An expo like the Computex enables us to directly speak with a number of corporate managers and thus to have some rather interesting and frank discussions. It has been some time that Nvidia’s very aggressive strategy in the high end segment has posed problems for numerous partners. We therefore broached the subject with each of them and most did not hold back their criticism.
There has been an infernal pace of new product releases and the launches of temporary "stopgap" cards (like the GX2 models that were until the new high end arrived) which aren’t always too successful and still require the renewing product lines. This prevents graphic card manufacturers from setting themselves apart and innovating in this domain.
Product lives are so short that developing something different in this segment means the risk it will arrive on the market when a new high end has already been launched or it will be so late that its product life will be ridiculously short.

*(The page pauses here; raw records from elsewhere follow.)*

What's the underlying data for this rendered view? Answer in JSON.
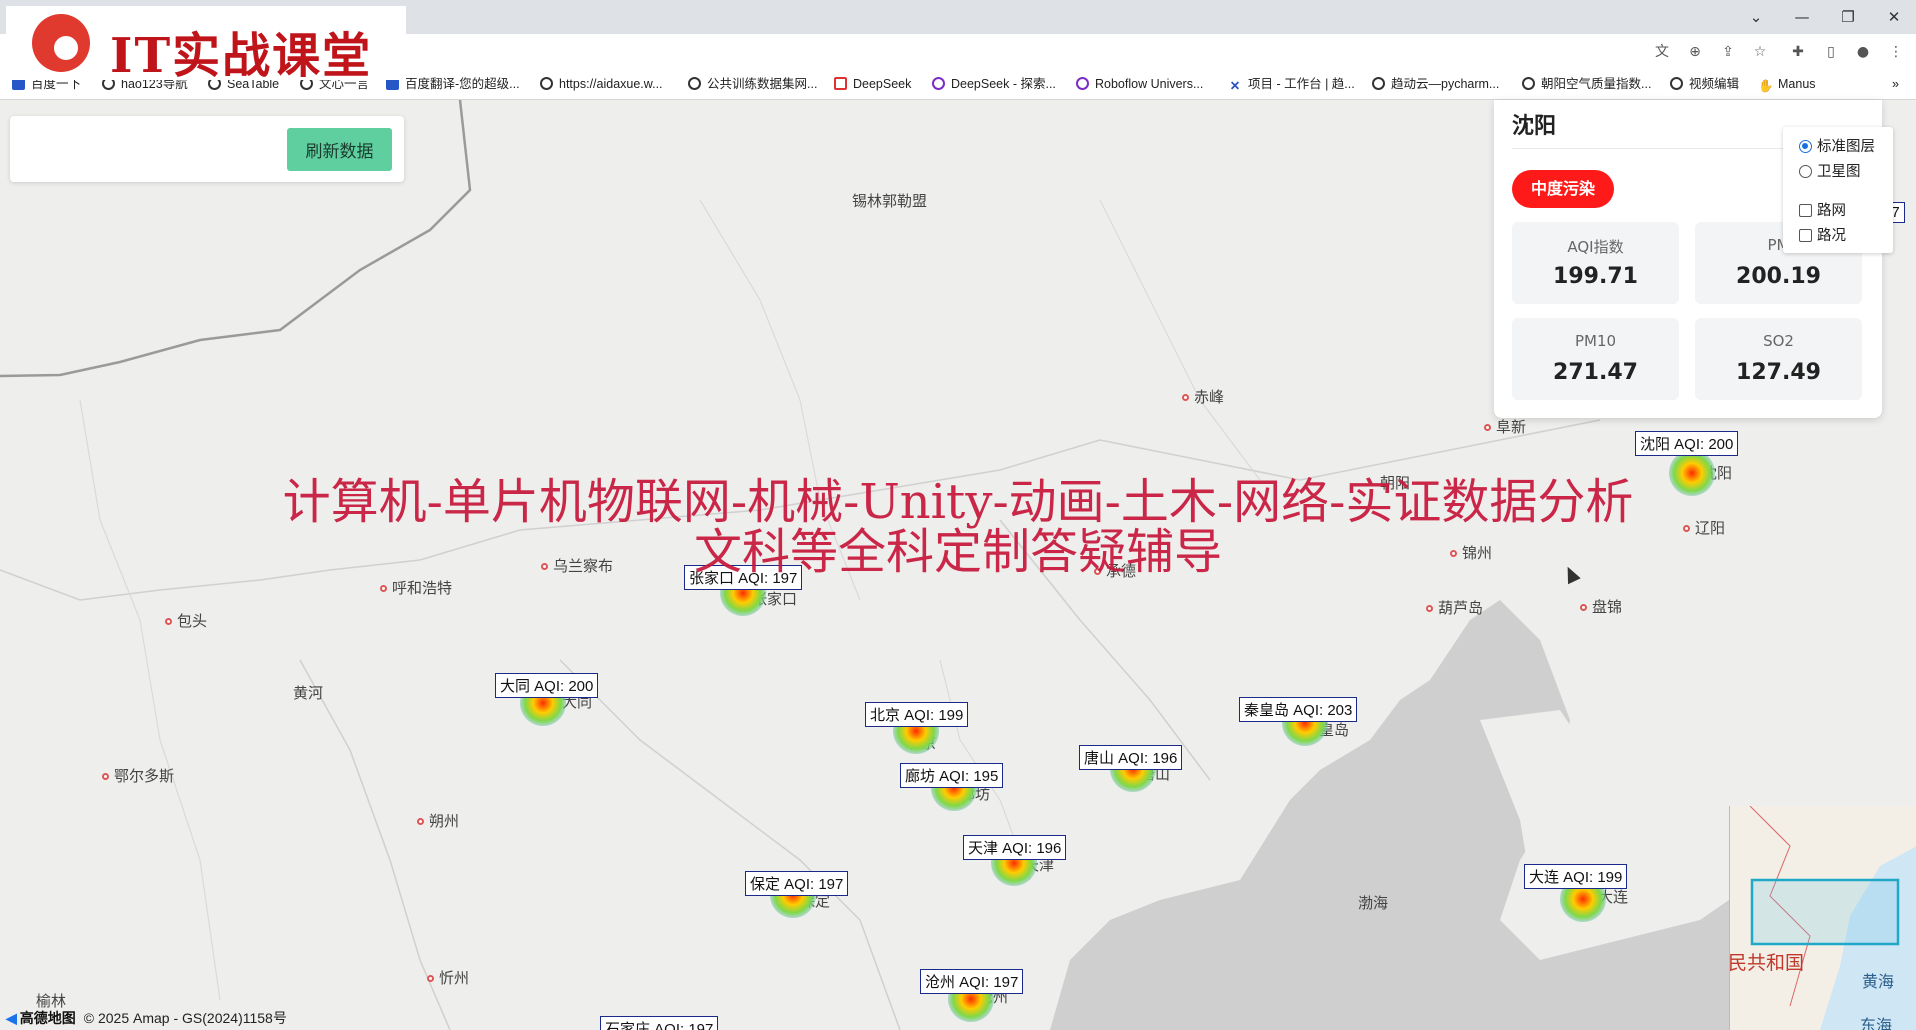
{
  "browser": {
    "bookmarks": [
      {
        "label": "百度一下",
        "icon": "paw-icon"
      },
      {
        "label": "hao123导航",
        "icon": "globe-icon"
      },
      {
        "label": "SeaTable",
        "icon": "globe-icon"
      },
      {
        "label": "文心一言",
        "icon": "globe-icon"
      },
      {
        "label": "百度翻译-您的超级...",
        "icon": "translate-icon"
      },
      {
        "label": "https://aidaxue.w...",
        "icon": "globe-icon"
      },
      {
        "label": "公共训练数据集网...",
        "icon": "globe-icon"
      },
      {
        "label": "DeepSeek",
        "icon": "deepseek-icon"
      },
      {
        "label": "DeepSeek - 探索...",
        "icon": "deepseek-icon"
      },
      {
        "label": "Roboflow Univers...",
        "icon": "roboflow-icon"
      },
      {
        "label": "项目 - 工作台 | 趋...",
        "icon": "x-icon"
      },
      {
        "label": "趋动云—pycharm...",
        "icon": "globe-icon"
      },
      {
        "label": "朝阳空气质量指数...",
        "icon": "globe-icon"
      },
      {
        "label": "视频编辑",
        "icon": "globe-icon"
      },
      {
        "label": "Manus",
        "icon": "manus-icon"
      }
    ],
    "more_bookmarks": "»"
  },
  "logo": {
    "text": "IT实战课堂"
  },
  "controls": {
    "refresh_label": "刷新数据"
  },
  "watermark": {
    "line1": "计算机-单片机物联网-机械-Unity-动画-土木-网络-实证数据分析",
    "line2": "文科等全科定制答疑辅导"
  },
  "info_panel": {
    "city": "沈阳",
    "level": "中度污染",
    "level_color": "#ff1a1a",
    "metrics": [
      {
        "name": "AQI指数",
        "value": "199.71"
      },
      {
        "name": "PM",
        "value": "200.19"
      },
      {
        "name": "PM10",
        "value": "271.47"
      },
      {
        "name": "SO2",
        "value": "127.49"
      }
    ]
  },
  "layers": {
    "base_options": [
      {
        "label": "标准图层",
        "selected": true
      },
      {
        "label": "卫星图",
        "selected": false
      }
    ],
    "overlays": [
      {
        "label": "路网",
        "checked": false
      },
      {
        "label": "路况",
        "checked": false
      }
    ]
  },
  "map": {
    "places": [
      "锡林郭勒盟",
      "赤峰",
      "阜新",
      "沈阳",
      "辽阳",
      "锦州",
      "葫芦岛",
      "盘锦",
      "乌兰察布",
      "呼和浩特",
      "张家口",
      "承德",
      "包头",
      "黄河",
      "大同",
      "鄂尔多斯",
      "朔州",
      "忻州",
      "榆林",
      "渤海",
      "朝阳",
      "秦皇岛",
      "唐山",
      "北京",
      "廊坊",
      "天津",
      "保定",
      "沧州",
      "大连"
    ],
    "aqi_labels": [
      "沈阳 AQI: 200",
      "张家口 AQI: 197",
      "大同 AQI: 200",
      "北京 AQI: 199",
      "秦皇岛 AQI: 203",
      "唐山 AQI: 196",
      "廊坊 AQI: 195",
      "天津 AQI: 196",
      "保定 AQI: 197",
      "大连 AQI: 199",
      "沧州 AQI: 197",
      "石家庄 AQI: 197"
    ],
    "partial_label": "97",
    "overview_text": [
      "民共和国",
      "黄海",
      "东海"
    ],
    "attribution": {
      "brand": "高德地图",
      "copyright": "© 2025 Amap - GS(2024)1158号"
    }
  }
}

Nvidia intends to control everything on these products and besides adding their own logo and begging for sufficient allocations of successful products, they are simple spectators. And here is another problem; Nvidia uses the low availability of successful products (like the future GeForce GTX 200) to force its partners to follow pace.
For several weeks now, different partners have told us the situation has become even more complex for the launch of the GeForce GTX 200 because this time Nvidia isn’t simply deciding on the allocations on a case by case basis per partner but also is choosing the countries in which they are authorized to sell the cards they receive. Thus, certain manufacturers do not have the right to sell these high end cards in France, for example.
For Nvidia, reinforcing its control was necessary given the low availability available at the launch date in order to assure that there would be cards in all countries. Otherwise, partners could have concentrated on the countries that interested them the most and thereby leaving other regions sulking and critical with just a ‘’paper release’’ of the GeForce GTX 200. However, this mismanagement is unacceptable for some which are clearly not happy.
On the other hand, some have benefited from this strategy and are rubbing their hands together. Besides the reason mentioned by Nvidia, it’s obvious that those who play the game the best and have a well established brand are favored. For Nvidia, this involves building loyalty with its most significant partners for each market and limiting competition in order that there are larger profit margins. In the long term, the strategy means reducing the number of partners or keeping them in certain markets. Even if at a recent press conference organized by Nvidia, its CEO Jen Hsun Huang maintained (in beating around the bush) that this was not at all the case, no one is ignorant, especially Nvidia’s ‘’partners’’.
So this group is becoming more and more irate with Nvidia; however, they say that despite everything the success of the GeForce is still the biggest reason for not jumping ship. Nividia knows this very well and is therefore not afraid to be aggressive. Ironically, some are thinking that they could offer better products and make more money if competition from AMD was better.